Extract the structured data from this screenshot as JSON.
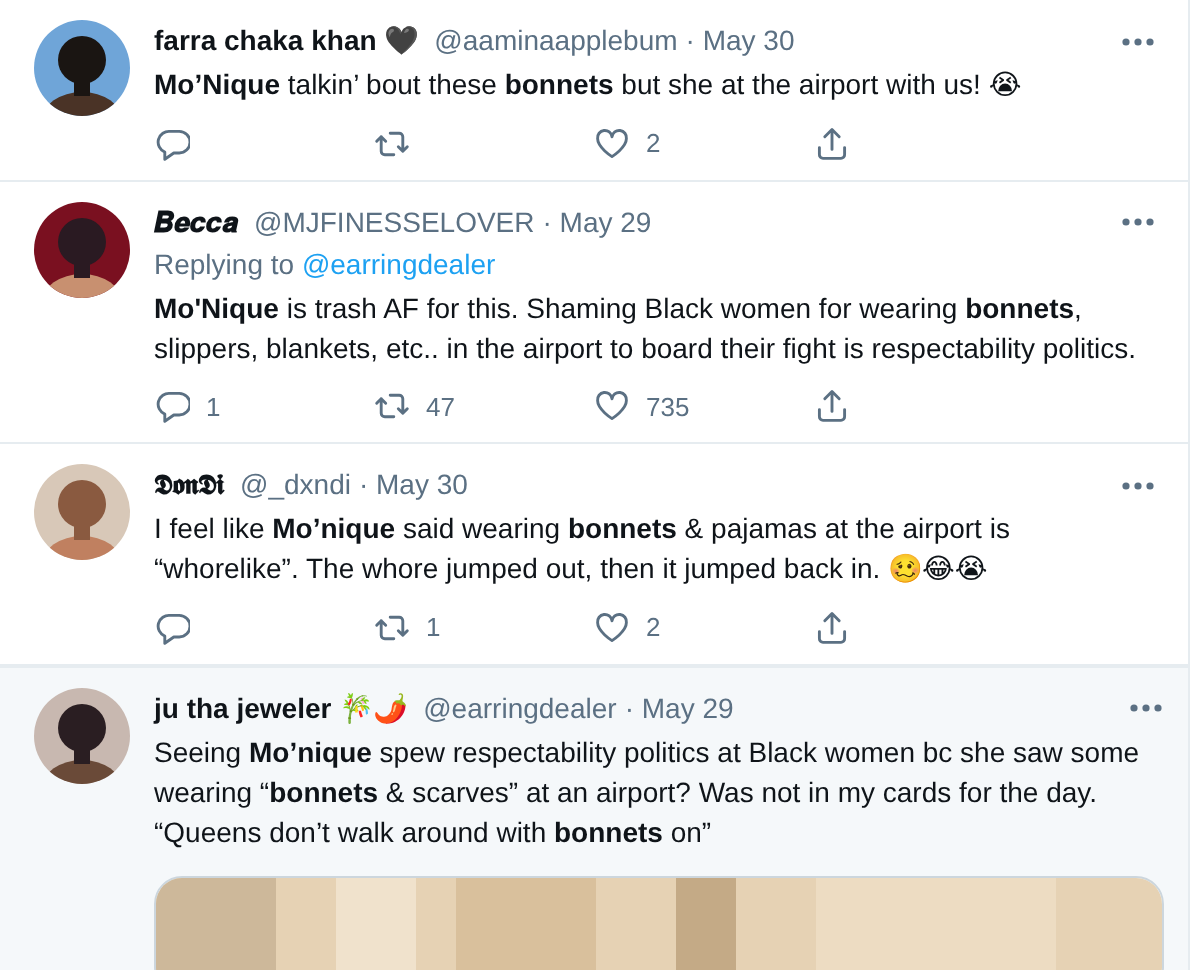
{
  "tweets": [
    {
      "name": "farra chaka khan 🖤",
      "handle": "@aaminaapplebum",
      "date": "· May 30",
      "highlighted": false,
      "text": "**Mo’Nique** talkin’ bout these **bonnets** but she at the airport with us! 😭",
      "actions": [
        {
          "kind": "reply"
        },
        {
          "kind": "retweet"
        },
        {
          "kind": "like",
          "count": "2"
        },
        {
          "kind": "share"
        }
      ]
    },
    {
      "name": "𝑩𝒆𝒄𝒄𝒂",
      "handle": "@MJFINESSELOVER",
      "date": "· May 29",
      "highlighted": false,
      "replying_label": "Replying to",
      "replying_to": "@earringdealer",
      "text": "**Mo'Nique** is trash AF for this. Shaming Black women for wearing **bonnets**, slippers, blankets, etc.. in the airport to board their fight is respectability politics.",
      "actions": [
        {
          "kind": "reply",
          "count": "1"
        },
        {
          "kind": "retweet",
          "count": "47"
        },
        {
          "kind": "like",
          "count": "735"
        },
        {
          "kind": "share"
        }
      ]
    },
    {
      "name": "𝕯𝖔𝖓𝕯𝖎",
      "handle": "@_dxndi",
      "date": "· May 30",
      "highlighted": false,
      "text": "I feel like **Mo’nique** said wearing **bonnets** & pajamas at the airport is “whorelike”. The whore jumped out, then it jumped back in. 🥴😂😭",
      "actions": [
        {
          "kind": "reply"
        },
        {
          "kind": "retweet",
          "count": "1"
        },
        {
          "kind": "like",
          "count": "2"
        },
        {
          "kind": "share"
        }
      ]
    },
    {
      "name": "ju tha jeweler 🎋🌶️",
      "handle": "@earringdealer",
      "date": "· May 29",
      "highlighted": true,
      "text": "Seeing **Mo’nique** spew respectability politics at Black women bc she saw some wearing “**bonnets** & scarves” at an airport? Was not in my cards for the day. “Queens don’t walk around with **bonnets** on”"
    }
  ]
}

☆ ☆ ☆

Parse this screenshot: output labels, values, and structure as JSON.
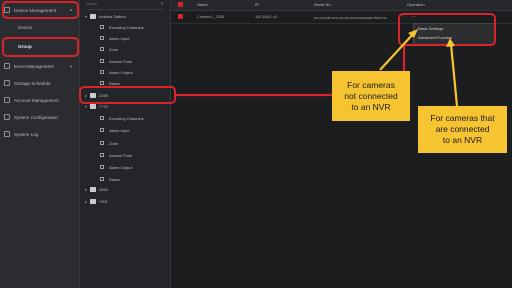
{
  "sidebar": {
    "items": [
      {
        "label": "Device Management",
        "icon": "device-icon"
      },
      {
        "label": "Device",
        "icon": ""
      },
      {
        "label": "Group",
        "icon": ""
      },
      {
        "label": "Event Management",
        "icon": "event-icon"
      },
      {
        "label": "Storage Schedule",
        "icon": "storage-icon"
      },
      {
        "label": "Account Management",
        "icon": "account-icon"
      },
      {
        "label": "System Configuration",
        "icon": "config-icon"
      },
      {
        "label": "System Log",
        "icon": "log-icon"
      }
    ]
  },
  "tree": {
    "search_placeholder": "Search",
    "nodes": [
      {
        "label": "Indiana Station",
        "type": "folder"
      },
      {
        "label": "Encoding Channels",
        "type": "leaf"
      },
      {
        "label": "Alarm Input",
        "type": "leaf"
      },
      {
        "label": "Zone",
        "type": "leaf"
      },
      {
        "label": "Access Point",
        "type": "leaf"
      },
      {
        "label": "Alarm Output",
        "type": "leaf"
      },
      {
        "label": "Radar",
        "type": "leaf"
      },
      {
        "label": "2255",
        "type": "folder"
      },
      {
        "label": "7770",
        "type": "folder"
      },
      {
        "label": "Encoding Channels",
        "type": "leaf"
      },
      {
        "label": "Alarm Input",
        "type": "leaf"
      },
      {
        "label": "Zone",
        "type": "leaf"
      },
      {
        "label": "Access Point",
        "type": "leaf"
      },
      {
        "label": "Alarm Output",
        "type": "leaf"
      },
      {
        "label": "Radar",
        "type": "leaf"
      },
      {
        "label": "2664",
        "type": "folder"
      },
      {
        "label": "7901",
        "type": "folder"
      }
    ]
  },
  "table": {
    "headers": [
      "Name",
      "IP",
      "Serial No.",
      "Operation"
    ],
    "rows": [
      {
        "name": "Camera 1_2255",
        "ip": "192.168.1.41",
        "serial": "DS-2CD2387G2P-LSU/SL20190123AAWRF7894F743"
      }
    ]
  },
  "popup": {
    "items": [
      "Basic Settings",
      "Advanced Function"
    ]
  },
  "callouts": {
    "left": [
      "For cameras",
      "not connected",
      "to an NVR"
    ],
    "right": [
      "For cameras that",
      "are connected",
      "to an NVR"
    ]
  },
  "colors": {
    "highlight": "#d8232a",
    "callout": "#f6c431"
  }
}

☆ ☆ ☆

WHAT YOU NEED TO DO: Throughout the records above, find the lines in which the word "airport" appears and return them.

EXERCISE OUTPUT:
      "text": "**Mo’Nique** talkin’ bout these **bonnets** but she at the airport with us! 😭",
      "text": "**Mo'Nique** is trash AF for this. Shaming Black women for wearing **bonnets**, slippers, blankets, etc.. in the airport to board their fight is respectability politics.",
      "text": "I feel like **Mo’nique** said wearing **bonnets** & pajamas at the airport is “whorelike”. The whore jumped out, then it jumped back in. 🥴😂😭",
      "text": "Seeing **Mo’nique** spew respectability politics at Black women bc she saw some wearing “**bonnets** & scarves” at an airport? Was not in my cards for the day. “Queens don’t walk around with **bonnets** on”"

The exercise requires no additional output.